Remember that the gospels were not intended as factual accounts of history. They were essentially written sermons composed with an agenda, a purpose. Given the atmosphere at the time, it is not surprising that the author of Mark (who remains undetermined), emphasized Jesus’ suffering, death and resurrection. To follow Jesus meant to expect persecution, just as he had been persecuted.

(For the full audio version, click here.)

In our passage from this week (Mark 10:35-45) when Jesus asked the disciples if they can drink the cup that he will

Communion bread and wine

drink, or be baptized with the same baptism, it held great metaphorical significance, but it also clearly referred to the path of suffering and death. Since we, as primarily middle-class Americans, do not need to fear being crucified right-side up or up-side down anytime soon, what meaning does this passage hold for us today? What does it mean to drink the cup?

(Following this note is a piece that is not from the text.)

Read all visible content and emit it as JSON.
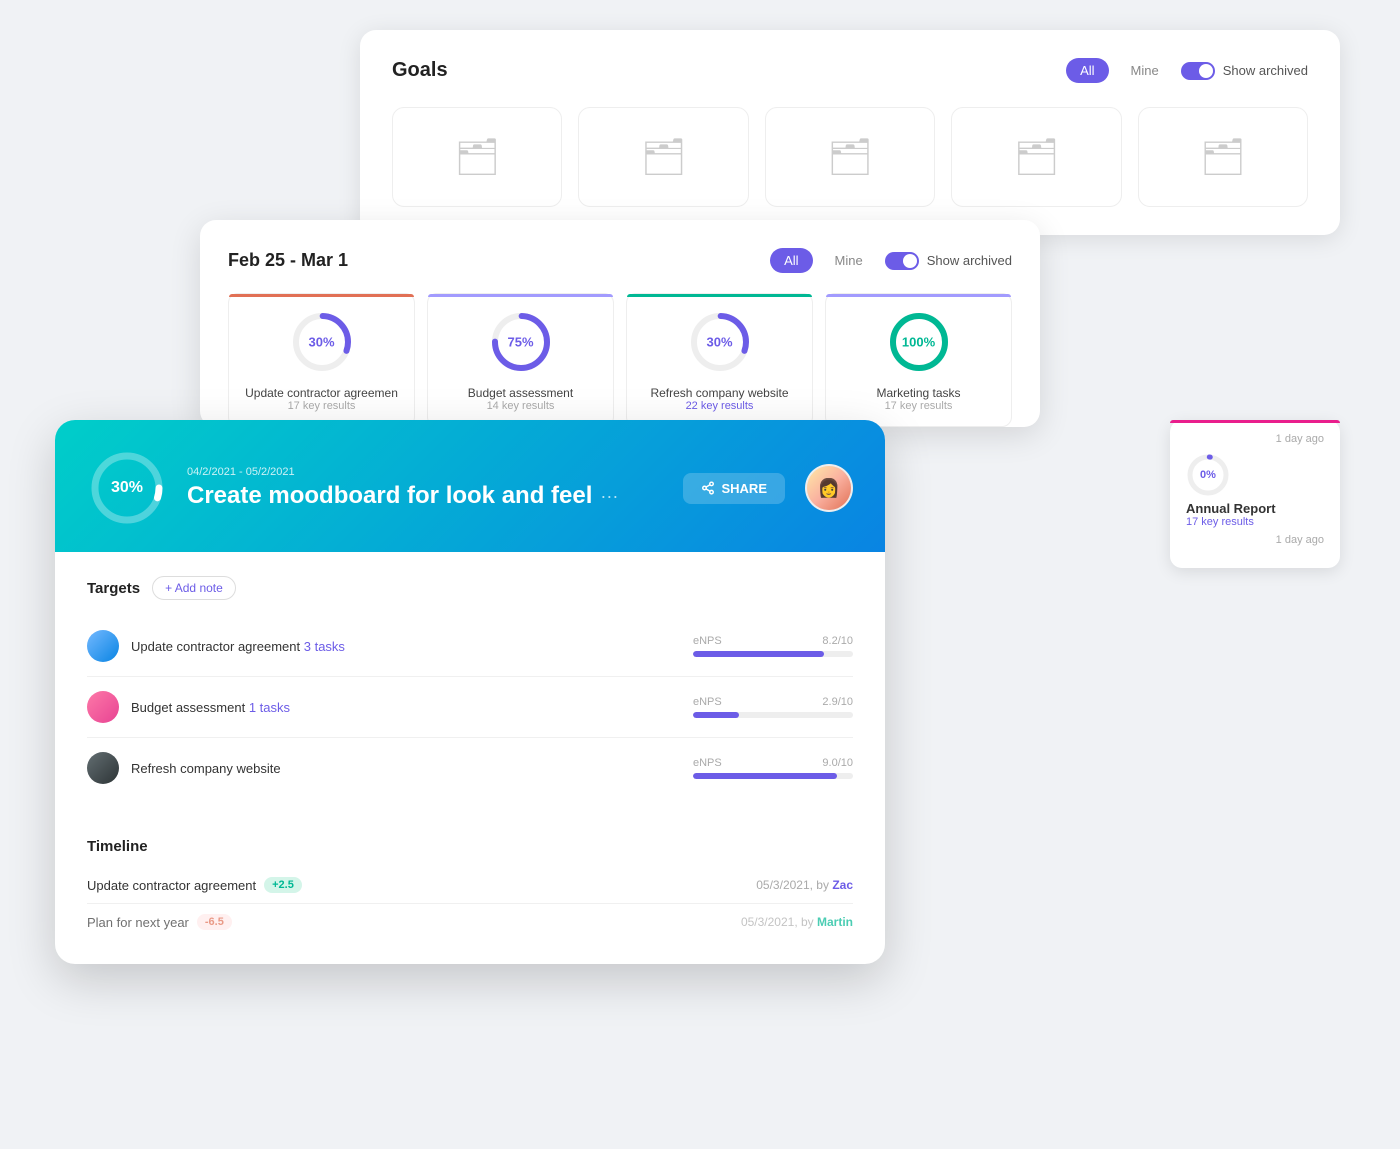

Let’s make the metaphor a little broader… can we drink the cup of our life?

I believe the cup and the baptism were a metaphor for the inevitable suffering on Jesus’ spiritual path to be true to himself, and to his message.

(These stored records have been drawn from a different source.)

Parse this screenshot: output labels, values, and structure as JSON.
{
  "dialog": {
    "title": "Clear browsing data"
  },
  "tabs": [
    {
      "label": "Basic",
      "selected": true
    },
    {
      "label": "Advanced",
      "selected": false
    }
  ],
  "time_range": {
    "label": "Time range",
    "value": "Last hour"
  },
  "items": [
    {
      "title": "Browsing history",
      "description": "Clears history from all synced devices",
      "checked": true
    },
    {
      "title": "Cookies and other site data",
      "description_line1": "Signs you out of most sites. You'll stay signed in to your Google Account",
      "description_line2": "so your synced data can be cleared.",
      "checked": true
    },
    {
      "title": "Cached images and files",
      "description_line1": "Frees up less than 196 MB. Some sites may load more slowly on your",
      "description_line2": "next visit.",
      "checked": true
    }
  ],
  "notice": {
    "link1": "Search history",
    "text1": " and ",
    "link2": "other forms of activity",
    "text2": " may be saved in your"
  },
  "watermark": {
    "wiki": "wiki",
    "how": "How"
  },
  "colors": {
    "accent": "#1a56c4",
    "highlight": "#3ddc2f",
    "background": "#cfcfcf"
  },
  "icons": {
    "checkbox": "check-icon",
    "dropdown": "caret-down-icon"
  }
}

We each have our own life, and our own cup to drink. What if the questions for us today are:

  • Can we drink the cup of our own spiritual journeys?
  • Can we drink the cup of being true to ourselves and to the essence of our lives?
  • Perhaps even, can we drink the cup of the messages of love, forgiveness and hope we proclaim to believe in?

Doing this begins by being able to look at our lives, examine how we are living and even being able to talk about that. Priest and theologian, Henri Nouwen, in his book, Can You Drink the Cup?, says:

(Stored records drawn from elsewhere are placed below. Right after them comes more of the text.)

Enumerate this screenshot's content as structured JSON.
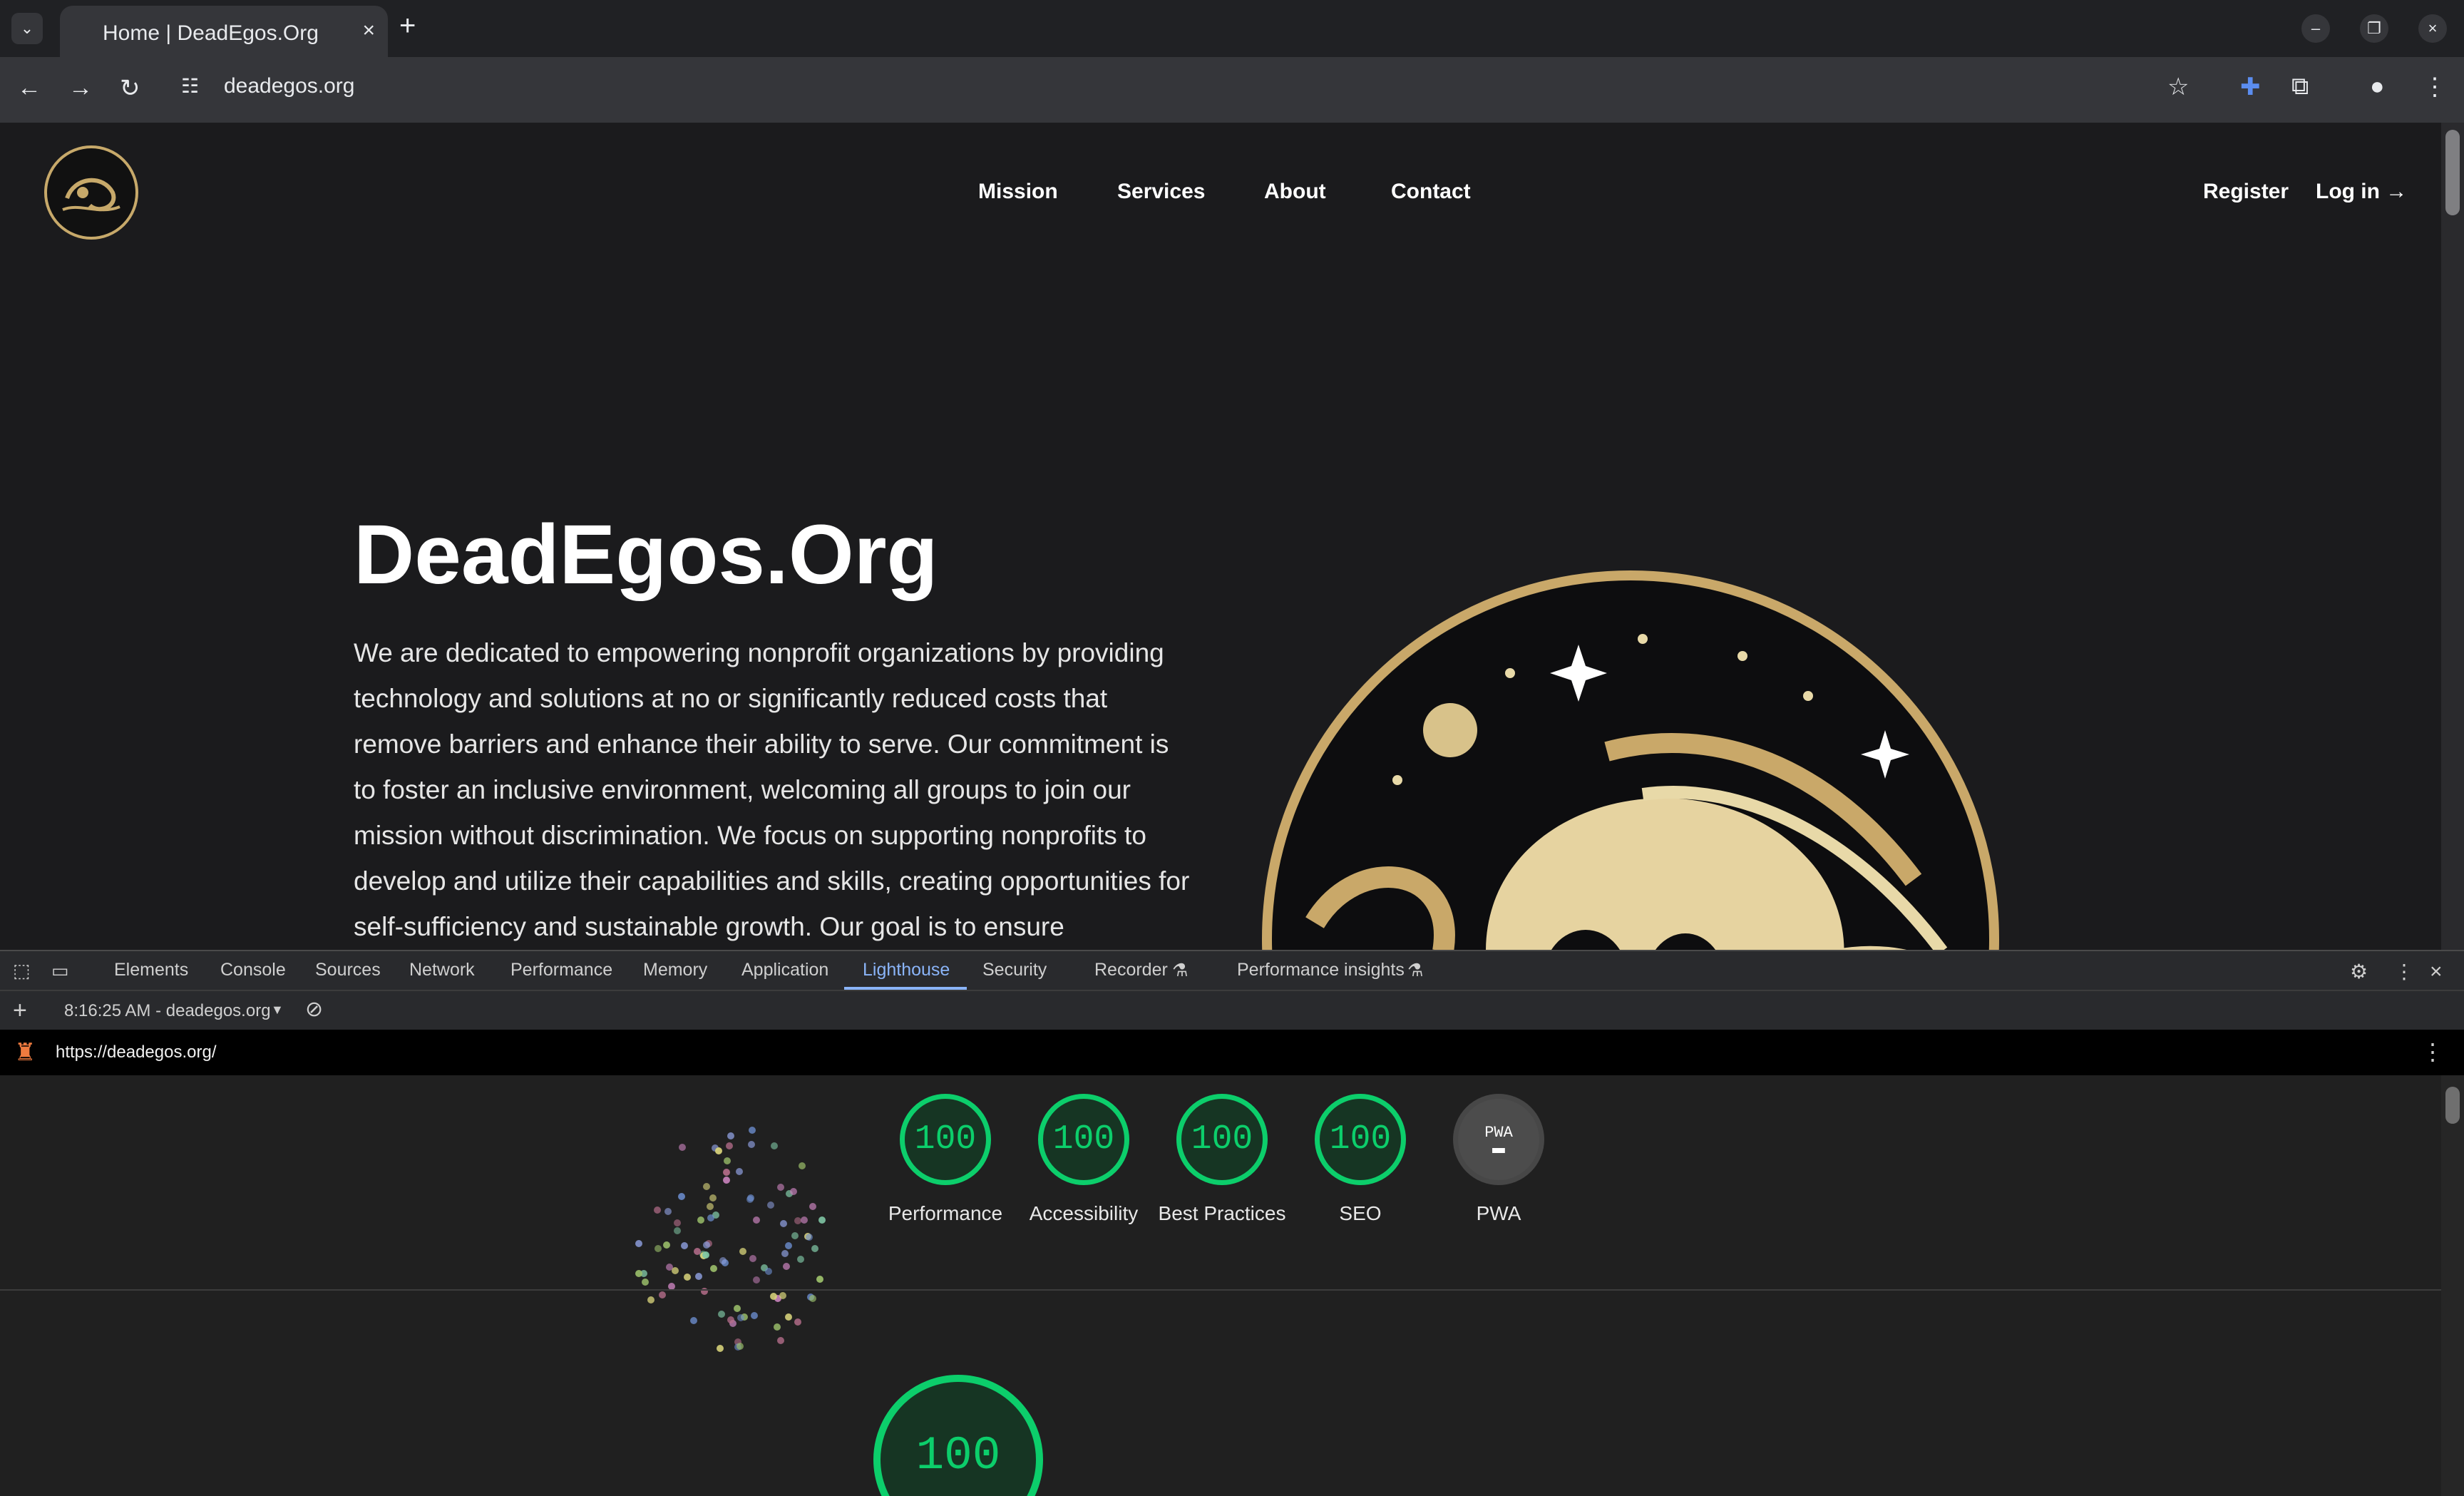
{
  "browser": {
    "tab_title": "Home | DeadEgos.Org",
    "url": "deadegos.org"
  },
  "site": {
    "nav": [
      "Mission",
      "Services",
      "About",
      "Contact"
    ],
    "register": "Register",
    "login": "Log in →",
    "hero_title": "DeadEgos.Org",
    "hero_text": "We are dedicated to empowering nonprofit organizations by providing technology and solutions at no or significantly reduced costs that remove barriers and enhance their ability to serve. Our commitment is to foster an inclusive environment, welcoming all groups to join our mission without discrimination. We focus on supporting nonprofits to develop and utilize their capabilities and skills, creating opportunities for self-sufficiency and sustainable growth. Our goal is to ensure"
  },
  "devtools": {
    "tabs": [
      "Elements",
      "Console",
      "Sources",
      "Network",
      "Performance",
      "Memory",
      "Application",
      "Lighthouse",
      "Security",
      "Recorder",
      "Performance insights"
    ],
    "active_tab": "Lighthouse",
    "report_select": "8:16:25 AM - deadegos.org",
    "report_url": "https://deadegos.org/",
    "scores": [
      {
        "label": "Performance",
        "score": "100"
      },
      {
        "label": "Accessibility",
        "score": "100"
      },
      {
        "label": "Best Practices",
        "score": "100"
      },
      {
        "label": "SEO",
        "score": "100"
      }
    ],
    "pwa_label": "PWA",
    "pwa_badge": "PWA",
    "big_score": "100",
    "score_color": "#0cce6b"
  }
}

“A life that is not reflected upon isn’t worth living. It belongs to the essence of being human that we contemplate our life, think about it, discuss it, evaluate it, and form opinions about it. The greatest joy as well as the greatest pain of living come not only from what we live but even more form how we think and feel about what we are living.”

Some days the cup of our lives will be the cup of joy… it will be drinking sweet, white wine or a deep robust red (depending on what you enjoy). Other days the cup will be the cup of sorrow… it will be drinking bitter wine right down to the dregs at the bottom of the barrel. The stuff you want to throw away and exclaim, “This isn’t made for human consumption!”

Life includes both easy and hard, joy and sorrow, love and pain, dancing and mourning. How and why do we keep drinking the cup?

I believe we do it because we must drink fully of all of it in order to live abundantly. We know in our heart and soul that this is the highest path there is in life.

Allow me to humbly share with you my own example. I personally believe that we are all spiritual beings and that the spiritual path is uncovering our authentic self. You know this, I’ve said it a million times. But that is my cup, my commitment to my own life. This means a number of things:

  • I strive to keep learning and studying, growing and changing.
  • This is not always easy… it challenges me at every corner to re-examine what I believe and to adjust when necessary.
  • I keep trying to figure myself out, my reactions to things, my triggers, my baggage, etc. and to work on healing them.
  • I work on living what I preach, because I only preach what I believe in my heart to be true. I’m not always successful.
  • On and off through the years I have questioned and doubted my vocation. My sense is that everyone has done the same thing… why did I ever become a teacher, nurse, lawyer, vet, engineer, etc.? Surely something else would’ve been easier! So, I examine where that comes from, and search my soul to make sure I’m still being true to me.
  • I try to claim all the good times and the tough ones as part of the journey, and keep going (sometimes I kick and scream about this for a while first, but I always get there).

Can we drink the cup of our lives – the good, the bad and the ugly? Can we be true to ourselves? Can we live those things we hold to be true and important to us?   And, can we drink it slowly, tasting every mouthful, all the way to the bottom, coming to the end and proclaiming, “It was very good”?